*Exercise goal*: Look through the data that follows and copy each line with the string "this".

(Items from a dataset)
== == ==
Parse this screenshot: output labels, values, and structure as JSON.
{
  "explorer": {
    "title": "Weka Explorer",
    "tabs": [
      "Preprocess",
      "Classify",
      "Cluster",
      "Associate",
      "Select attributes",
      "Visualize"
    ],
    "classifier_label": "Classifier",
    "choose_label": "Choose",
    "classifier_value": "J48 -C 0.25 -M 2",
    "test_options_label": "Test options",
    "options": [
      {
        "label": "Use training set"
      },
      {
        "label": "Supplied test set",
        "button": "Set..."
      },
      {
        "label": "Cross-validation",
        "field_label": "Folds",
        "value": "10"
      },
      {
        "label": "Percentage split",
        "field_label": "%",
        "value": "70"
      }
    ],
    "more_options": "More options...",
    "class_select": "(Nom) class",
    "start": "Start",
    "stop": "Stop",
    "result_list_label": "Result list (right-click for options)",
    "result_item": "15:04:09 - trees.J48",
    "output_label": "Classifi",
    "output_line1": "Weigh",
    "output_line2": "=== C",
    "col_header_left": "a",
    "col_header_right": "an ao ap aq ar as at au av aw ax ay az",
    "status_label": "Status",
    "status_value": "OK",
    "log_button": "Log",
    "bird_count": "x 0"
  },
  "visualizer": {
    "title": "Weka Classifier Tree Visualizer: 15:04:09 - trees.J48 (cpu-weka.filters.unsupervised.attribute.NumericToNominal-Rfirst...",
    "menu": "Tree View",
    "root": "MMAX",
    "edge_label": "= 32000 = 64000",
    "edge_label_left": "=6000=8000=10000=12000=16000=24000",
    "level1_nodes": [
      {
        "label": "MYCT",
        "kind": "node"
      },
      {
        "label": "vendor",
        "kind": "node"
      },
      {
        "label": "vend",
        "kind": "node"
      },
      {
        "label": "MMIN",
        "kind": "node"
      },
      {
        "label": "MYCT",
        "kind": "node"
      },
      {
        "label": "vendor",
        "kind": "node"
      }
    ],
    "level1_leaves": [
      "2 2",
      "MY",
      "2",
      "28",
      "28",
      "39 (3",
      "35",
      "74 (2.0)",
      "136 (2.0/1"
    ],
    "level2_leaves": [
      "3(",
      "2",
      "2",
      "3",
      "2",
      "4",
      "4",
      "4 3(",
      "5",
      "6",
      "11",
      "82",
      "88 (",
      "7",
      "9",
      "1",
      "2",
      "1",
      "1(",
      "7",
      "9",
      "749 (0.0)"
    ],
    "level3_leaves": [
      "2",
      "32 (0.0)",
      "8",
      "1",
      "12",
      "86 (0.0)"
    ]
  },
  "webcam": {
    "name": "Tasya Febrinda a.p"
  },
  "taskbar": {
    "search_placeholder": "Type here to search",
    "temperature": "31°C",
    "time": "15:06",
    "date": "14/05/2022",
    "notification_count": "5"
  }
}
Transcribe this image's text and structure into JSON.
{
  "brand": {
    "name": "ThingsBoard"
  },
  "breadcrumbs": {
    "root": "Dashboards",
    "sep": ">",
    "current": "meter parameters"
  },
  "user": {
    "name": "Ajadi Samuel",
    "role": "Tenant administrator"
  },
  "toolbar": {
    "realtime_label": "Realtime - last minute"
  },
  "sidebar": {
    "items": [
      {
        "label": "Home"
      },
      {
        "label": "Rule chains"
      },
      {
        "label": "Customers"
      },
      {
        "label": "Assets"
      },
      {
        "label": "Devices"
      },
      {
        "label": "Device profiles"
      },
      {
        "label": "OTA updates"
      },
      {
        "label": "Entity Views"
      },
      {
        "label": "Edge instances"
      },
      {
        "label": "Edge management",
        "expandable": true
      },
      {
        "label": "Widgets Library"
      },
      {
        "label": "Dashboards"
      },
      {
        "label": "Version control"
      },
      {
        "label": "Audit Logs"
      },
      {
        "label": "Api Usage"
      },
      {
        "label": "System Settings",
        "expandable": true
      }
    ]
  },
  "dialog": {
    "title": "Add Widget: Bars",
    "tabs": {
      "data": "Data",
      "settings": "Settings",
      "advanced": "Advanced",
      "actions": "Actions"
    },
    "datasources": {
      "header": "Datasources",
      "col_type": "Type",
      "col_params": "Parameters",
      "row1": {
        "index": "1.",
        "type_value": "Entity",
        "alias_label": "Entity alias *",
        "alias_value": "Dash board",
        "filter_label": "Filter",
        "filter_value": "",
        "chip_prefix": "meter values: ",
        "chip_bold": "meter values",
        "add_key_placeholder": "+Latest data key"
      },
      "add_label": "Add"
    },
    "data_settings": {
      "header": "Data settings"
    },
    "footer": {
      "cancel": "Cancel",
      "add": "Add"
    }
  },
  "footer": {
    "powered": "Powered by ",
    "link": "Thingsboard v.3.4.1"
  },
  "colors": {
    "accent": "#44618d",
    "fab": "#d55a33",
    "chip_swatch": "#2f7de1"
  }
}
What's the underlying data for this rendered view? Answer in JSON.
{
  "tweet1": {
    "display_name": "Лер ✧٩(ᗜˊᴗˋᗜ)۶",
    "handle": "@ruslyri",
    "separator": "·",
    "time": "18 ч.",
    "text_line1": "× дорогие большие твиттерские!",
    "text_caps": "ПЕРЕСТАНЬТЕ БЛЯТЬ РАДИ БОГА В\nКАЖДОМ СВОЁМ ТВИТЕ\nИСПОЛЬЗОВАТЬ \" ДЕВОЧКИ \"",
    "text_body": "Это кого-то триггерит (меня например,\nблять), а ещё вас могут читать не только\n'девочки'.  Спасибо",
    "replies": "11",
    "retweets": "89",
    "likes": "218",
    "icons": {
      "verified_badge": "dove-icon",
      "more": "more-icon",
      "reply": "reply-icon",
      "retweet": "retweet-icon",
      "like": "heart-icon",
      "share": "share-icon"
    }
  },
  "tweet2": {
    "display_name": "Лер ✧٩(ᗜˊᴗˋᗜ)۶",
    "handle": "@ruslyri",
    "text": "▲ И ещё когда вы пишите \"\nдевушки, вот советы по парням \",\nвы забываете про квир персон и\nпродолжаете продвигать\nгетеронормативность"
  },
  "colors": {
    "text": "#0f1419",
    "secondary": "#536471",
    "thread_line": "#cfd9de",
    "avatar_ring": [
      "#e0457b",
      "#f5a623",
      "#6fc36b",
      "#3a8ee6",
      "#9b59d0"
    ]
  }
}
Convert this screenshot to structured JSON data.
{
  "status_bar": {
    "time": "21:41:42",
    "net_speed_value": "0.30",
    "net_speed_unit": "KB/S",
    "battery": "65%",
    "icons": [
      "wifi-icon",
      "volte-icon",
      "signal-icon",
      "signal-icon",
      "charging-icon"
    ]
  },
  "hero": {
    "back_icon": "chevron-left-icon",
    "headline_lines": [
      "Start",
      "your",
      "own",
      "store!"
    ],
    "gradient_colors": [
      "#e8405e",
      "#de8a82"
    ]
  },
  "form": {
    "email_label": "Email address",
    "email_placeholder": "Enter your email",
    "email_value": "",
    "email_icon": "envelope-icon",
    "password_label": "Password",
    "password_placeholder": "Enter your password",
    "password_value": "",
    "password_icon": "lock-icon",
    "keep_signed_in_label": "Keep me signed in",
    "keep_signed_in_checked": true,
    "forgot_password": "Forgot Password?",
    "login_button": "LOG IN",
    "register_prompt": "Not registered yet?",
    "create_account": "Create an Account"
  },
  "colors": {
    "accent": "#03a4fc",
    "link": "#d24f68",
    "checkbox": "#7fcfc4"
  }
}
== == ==
*Response to the exercise*:
Parse this screenshot: output labels, values, and structure as JSON.
Transcribe this image's text and structure into JSON.
What's the underlying data for this rendered view? Answer in JSON.
Convert this screenshot to structured JSON data.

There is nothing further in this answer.